with recomm’s to be taken into account for the routing.

Dedicated Fields with specific keycodes could be imagined for an external python process by giving inputs to it (such as top, bottom or dont’ care, parts to be grouped, or generating the NetClasses for pcbnew).

What do you mean David, by the 'a Concept’ that KiCad does not integrate ?

  • Is there some ECAD proposing a better approach (by having some capabilities that KiCad would not offer yet) ?

  • Altium, Eagle, Mentor Dx/Exp, Pads, Cadence Allegro Orcad, Zuken… : have they a better, same or different approach ?

  • Presently KiCad V5/V4 have ‘some pre-placement capabilities’ but not sufficiant enough to avoid this (boring but necessary) placement phase but ‘done manually’ to start the ‘real routing’.

  • Some external python scripts would do at less effort… but haven’t seen any :sob:

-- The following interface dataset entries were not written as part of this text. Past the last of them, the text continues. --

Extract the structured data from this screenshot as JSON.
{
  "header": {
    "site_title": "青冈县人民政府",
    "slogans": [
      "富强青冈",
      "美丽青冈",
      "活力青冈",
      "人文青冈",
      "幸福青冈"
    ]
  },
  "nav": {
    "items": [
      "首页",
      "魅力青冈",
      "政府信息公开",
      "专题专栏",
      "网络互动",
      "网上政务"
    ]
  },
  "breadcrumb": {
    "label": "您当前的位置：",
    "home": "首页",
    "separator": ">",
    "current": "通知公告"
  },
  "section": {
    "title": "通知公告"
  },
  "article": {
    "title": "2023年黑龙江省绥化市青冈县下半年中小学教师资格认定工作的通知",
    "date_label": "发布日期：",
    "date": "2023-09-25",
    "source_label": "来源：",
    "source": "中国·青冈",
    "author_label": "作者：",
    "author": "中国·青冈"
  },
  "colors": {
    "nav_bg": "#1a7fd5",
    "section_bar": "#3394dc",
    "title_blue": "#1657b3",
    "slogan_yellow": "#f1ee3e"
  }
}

  • What could/should be an efficient way which would be better, while satisfying such expectations ?

  • No sure V6 will introduce those matters … ?

  • A 'Better to be re-inforced automatic pre-placement’ (including: parts positions, regrouping, fanout, Net-Classes, power planes and pcb stackup) would help both Routers and Designers, for such repetitive tasks being done when starting a PCB. A machine can do the same much quicker, by taking into account rules (or expressed as wishes or working day-by-day closely with the router) that could be indicated and generated by Design Team in the ECAD during the schema capture, not just before starting the routing…

  • For my DIY projects, the freerouting auto-router will be even more efficient (A good placement gives fast routing, just to finish the last details manually for an acceptable nice finished PCB … !),

  • I’m limiting manual routing (so far necessary) to the critical nets and parts. Most of the time it is fully sufficiant (but spending much on the time on the manual parts placement !).

  • I’m already doing this by using the extended-BOM generated automatically. I’m using presently KiBOM, but the KiCad default one is sufficiant (including or not external libraries from distibutors for KiCad, but stay the same, just additionnal different fields being introduced). Presently done manually (but foreseen to be automated also when adding a part during schema capture, from the libraries…should be probably possible including those fileds as some extentions of the default KiCad’s ones, just get some time to look at it…).
    The step-beyond will be to develop some ‘python scripts’ to accelerate the pre-placement phase as I experimented different placements to get different freerouting quick and satisfying results, finished manually et Voilà! for PCB manufacturing for the ‘next phase’…

  • While expecting V6 would improve such capabilities for KiCad ‘H/W users’…

  • If somebody has some description of the ‘alogrithm used’ in KiCad V5 for these pre-placement capabilities or where to find it.
    That could help to have some ideas when structuring the schema, having experimented different types of schemas and observe the pre-placement, poor results… But perhaps I’m still not using a good approach, not using the full embeded capabilities available in V5, or with some external plugins, that could have been already developped somewhere …???

  • If somebody has some of these …would be quicker for me rather than to develop it (even if it could be some fun for me to do it during my leisure time :blue_heart:).

So far as I am aware V5 and V6 placement has no concept of connection, just ordering on a sheet page.
To make a helpful placer, it would need to be aware of net “weighting” and proximity of decouplers. The latter really need to be in a table, drawing it gets clumsy.

A long time ago I used to use Xilinx 3000 fitting tools, using a schematic input rather than VHDL. This had the concept of net weighting and ran a genetic annealing algorithm to fit. It was a much simpler task than a PCB due to the limited function and interconnection options.

What should be simple and useful would be a simple total of ratsnest length, so that I can try rotating and moving chips to see what minimizes it